Even as we speak Danielle is looking at a draft mix of some of the footage as well as still photographs I took of the workshop Dance for Recovery.  I so hope that she is happy with how I am beginning to piece together the story of the project.  I am looking forward to working with Leandro Palacio from ABC Open who makes some amazing films that have quite an artistic flair to them.  As we filmed on Thursday Leandro especially encouraged me to experiment with my perspective, work the height of the tripod and develop a steady hand-held technique, he directed me to move, just like the participants guided by Danielle in their dance.

To prepare for working on the edits with Leandro I thought it would be helpful to sift through 23 minutes of footage and find the parts which:

1- Help convey the story of the project and performance.

2- Look varied, creative and arty and have some continuity with each other.

3- I am pretty sure he has sound to as my camera has some limitations with how well it collects sound.

4- Are free from camera shake or wonky hand-held technique.

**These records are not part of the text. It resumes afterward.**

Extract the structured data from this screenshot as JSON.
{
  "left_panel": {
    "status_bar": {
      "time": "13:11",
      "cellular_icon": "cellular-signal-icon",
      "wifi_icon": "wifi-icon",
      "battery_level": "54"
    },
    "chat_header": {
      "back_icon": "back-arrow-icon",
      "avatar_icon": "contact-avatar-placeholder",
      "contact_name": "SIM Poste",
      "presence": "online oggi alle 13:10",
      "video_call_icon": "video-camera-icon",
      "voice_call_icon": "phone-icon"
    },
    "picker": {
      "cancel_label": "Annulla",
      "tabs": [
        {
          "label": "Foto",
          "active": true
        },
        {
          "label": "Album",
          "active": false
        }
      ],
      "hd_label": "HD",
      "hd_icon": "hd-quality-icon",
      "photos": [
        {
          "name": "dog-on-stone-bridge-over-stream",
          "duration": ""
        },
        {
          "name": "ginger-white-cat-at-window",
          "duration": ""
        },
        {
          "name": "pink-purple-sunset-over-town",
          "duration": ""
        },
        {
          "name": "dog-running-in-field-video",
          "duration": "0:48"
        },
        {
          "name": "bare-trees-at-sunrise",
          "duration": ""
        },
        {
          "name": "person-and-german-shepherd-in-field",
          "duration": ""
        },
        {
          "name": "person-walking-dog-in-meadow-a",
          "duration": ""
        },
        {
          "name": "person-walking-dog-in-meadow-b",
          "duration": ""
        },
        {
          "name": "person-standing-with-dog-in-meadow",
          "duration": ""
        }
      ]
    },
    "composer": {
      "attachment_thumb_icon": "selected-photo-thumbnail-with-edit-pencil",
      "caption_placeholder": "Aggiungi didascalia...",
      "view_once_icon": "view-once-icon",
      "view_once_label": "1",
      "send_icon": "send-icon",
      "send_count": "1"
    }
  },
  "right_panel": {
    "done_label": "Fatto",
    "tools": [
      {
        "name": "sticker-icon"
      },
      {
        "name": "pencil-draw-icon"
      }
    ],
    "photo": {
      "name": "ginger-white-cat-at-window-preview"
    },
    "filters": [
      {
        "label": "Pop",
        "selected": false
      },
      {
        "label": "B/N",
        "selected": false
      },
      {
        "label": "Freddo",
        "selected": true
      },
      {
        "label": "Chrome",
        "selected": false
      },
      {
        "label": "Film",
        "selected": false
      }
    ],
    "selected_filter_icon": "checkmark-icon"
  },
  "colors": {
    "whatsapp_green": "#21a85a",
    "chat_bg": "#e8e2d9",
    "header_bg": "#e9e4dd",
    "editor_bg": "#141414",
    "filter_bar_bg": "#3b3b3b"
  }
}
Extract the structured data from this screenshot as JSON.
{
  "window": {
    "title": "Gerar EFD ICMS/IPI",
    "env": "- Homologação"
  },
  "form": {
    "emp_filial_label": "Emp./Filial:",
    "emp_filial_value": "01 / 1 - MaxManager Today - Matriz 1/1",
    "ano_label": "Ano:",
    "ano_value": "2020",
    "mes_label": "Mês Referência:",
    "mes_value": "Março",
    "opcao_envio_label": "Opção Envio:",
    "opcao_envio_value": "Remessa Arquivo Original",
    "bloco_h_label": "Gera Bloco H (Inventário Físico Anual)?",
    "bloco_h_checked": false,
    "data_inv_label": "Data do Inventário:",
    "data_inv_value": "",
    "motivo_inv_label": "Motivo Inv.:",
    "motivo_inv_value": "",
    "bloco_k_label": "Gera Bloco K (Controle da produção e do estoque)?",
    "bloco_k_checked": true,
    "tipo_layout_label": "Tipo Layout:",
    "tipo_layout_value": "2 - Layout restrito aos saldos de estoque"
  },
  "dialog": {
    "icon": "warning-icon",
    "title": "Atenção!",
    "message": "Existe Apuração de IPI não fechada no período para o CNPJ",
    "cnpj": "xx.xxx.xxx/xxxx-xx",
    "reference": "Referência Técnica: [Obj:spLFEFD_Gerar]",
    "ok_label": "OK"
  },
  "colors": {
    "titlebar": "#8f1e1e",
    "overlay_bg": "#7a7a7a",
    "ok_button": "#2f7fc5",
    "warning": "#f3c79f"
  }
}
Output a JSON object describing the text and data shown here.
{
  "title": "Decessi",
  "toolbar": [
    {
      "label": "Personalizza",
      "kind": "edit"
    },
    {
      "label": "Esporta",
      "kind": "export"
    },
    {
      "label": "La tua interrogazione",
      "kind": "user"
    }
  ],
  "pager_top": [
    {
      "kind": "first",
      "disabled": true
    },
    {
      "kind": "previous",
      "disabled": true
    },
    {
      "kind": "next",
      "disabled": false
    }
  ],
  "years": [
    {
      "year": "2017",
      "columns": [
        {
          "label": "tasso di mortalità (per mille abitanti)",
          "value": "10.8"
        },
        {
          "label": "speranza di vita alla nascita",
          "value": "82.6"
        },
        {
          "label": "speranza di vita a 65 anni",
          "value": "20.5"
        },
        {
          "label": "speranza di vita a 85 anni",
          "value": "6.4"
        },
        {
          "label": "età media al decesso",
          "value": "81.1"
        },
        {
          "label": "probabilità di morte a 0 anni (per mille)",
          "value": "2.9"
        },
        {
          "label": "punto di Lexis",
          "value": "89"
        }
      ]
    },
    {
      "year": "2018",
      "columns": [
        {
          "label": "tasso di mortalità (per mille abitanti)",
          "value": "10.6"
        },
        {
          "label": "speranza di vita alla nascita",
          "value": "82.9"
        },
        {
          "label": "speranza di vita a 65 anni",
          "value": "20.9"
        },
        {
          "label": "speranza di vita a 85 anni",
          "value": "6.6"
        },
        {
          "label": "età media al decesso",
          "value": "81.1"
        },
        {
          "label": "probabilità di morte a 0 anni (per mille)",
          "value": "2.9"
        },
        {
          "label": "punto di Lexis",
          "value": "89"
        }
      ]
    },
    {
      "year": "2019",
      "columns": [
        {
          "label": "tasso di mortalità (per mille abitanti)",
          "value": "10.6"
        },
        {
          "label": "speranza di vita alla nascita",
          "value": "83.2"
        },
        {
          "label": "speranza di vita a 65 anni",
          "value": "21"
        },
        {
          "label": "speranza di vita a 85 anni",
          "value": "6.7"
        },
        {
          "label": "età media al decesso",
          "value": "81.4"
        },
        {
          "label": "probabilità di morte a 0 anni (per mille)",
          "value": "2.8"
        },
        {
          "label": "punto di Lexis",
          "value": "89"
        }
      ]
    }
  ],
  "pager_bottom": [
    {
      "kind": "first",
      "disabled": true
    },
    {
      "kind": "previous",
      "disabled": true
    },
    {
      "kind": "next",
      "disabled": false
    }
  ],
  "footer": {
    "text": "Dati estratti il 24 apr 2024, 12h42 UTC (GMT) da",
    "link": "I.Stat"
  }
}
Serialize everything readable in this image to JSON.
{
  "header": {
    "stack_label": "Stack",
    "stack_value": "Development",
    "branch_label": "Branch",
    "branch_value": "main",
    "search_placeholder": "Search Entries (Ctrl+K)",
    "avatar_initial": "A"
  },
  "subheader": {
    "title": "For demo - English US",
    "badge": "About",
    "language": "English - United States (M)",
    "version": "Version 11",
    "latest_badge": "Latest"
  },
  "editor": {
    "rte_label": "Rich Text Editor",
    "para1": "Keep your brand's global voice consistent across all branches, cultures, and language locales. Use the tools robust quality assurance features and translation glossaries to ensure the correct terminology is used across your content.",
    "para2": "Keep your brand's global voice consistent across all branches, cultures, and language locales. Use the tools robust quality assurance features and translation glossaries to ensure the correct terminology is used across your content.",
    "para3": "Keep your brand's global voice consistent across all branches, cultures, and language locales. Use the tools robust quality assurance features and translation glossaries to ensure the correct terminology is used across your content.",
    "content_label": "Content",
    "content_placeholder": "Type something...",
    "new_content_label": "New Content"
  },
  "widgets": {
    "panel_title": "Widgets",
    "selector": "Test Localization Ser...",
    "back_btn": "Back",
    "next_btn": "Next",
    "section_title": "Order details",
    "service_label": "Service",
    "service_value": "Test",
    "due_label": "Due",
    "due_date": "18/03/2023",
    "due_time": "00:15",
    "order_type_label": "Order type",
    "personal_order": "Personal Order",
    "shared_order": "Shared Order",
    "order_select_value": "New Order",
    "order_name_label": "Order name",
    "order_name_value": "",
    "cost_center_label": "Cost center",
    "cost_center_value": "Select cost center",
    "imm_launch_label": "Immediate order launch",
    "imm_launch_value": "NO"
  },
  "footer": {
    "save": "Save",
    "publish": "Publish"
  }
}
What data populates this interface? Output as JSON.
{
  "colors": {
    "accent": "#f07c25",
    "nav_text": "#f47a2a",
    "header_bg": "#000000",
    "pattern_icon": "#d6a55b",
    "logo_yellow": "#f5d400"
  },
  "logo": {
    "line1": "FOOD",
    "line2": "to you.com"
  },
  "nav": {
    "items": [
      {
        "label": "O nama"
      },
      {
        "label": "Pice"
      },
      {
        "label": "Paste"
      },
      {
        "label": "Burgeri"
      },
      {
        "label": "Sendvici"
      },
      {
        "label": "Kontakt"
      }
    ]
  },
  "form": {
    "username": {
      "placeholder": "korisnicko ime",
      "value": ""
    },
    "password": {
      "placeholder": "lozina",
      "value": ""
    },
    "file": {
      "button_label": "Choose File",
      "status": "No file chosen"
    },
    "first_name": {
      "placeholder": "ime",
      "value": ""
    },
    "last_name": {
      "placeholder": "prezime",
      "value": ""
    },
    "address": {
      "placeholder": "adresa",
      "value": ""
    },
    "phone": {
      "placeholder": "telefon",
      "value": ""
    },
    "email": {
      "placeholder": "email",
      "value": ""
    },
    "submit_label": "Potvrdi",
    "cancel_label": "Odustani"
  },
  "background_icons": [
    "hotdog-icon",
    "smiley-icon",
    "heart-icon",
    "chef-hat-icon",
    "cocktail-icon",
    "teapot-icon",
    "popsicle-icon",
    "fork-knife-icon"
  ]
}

5- Do a draft premix longer than we need to try out some editing techniques and mixes for the final documentary.

6- Look at doing a longer interview with Danielle, either me or Leandro can do this, I could maybe pop over to Danielle’s to do this, she was pretty tired after the workshop.

In the process of filming and photographing I was sensitive to the participants, especially due to the topic of the workshop, cyclone, recovery and finding calm, and Danielle let participants know who I was and that they could opt out of being filmed and that I was approachable and wouldn’t mind whatever their decision.  I look forward to their responses to the final documentary as well.

It was great that everyone, participants and artistic support, seemed keen to help Danielle by being in the documentary and a few were happy to talk on camera afterwards even though they were on the way home after long day.  The rest of the time they forgot I was there and just went about their workshop.  It’s always good for a documentary film maker to be invisible and exist primarily in the movement of her camera!  A special challenge with filming this documentary was working with the concept of faceless portraits, and avoiding the human face as much as possible.

June Perkins

Dance for Recovery was funded by FNQ Volunteers, Queensland and Australian Government, Isay project, Connecting Community Voices, and involved many volunteers and a small budget for production for contributing Artists.